So … I have a blog on my library’s website that I started in January. It’s the Digital Branch blog (I figured I’m the Branch manager, so I should have a branch manager blog. I write about web geekish stuff related to the library’s digital branch that our customers might find interesting).

One of those blogposts has gathered more pageviews that all the other digital branch blogposts combined – a post about Pinterest. So far, Google Analytics shows 137 pageviews for that post. Not too bad! I wanted more comments (because we’re working on a pilot project for a Pinterest account), so I decided to share the post on our library’s Facebook Page.

On our Facebook Page, use Facebook Insights to drill down to an individual post (really cool that you can narrow down that far!). Here are the stats for that particular Facebook post:

  • a Reach of 969 (the number of unique people who saw the post)
  • 68 Engaged Users (the number of unique people who have clicked on your post)
  • 23 were “Talking About This” (the number of unique people who have created a story from your page post. This means they commented, shared, or Liked the post, which then creates a post on their Facebook profile for their facebook friends to see).

So of my blog post’s 137 pageviews, 68 of them, or 50%, came directly from sharing that post on our Facebook Page (Google Analytics further backs that up by showing an “Entrance” number of 70 views on that post, meaning that 70 people came directly to that post from someplace other than my library’s website – i.e., from Facebook to the blogpost).

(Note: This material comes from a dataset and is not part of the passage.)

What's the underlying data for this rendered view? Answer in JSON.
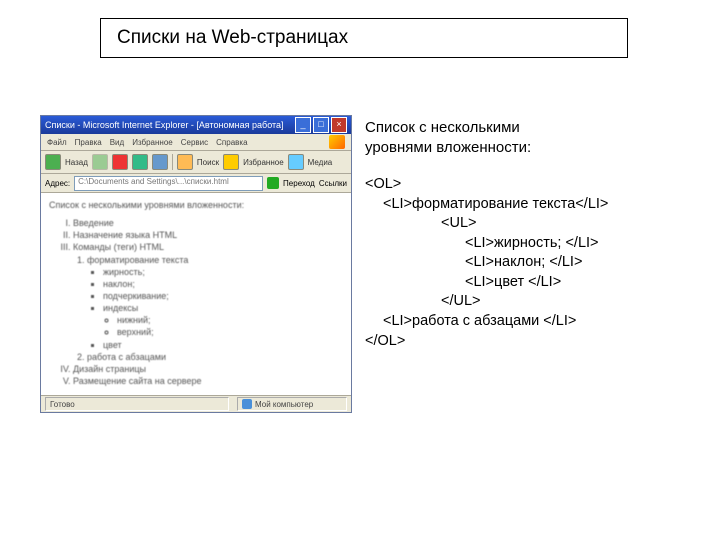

Simple stuff – write a blogpost, then share it out using Twitter and Facebook. Ask people to comment, and they will (I received comments on the blogpost, on the Facebook post, and in Twitter). And you just might get more readers in the process.

Pic by Britta Bohlinger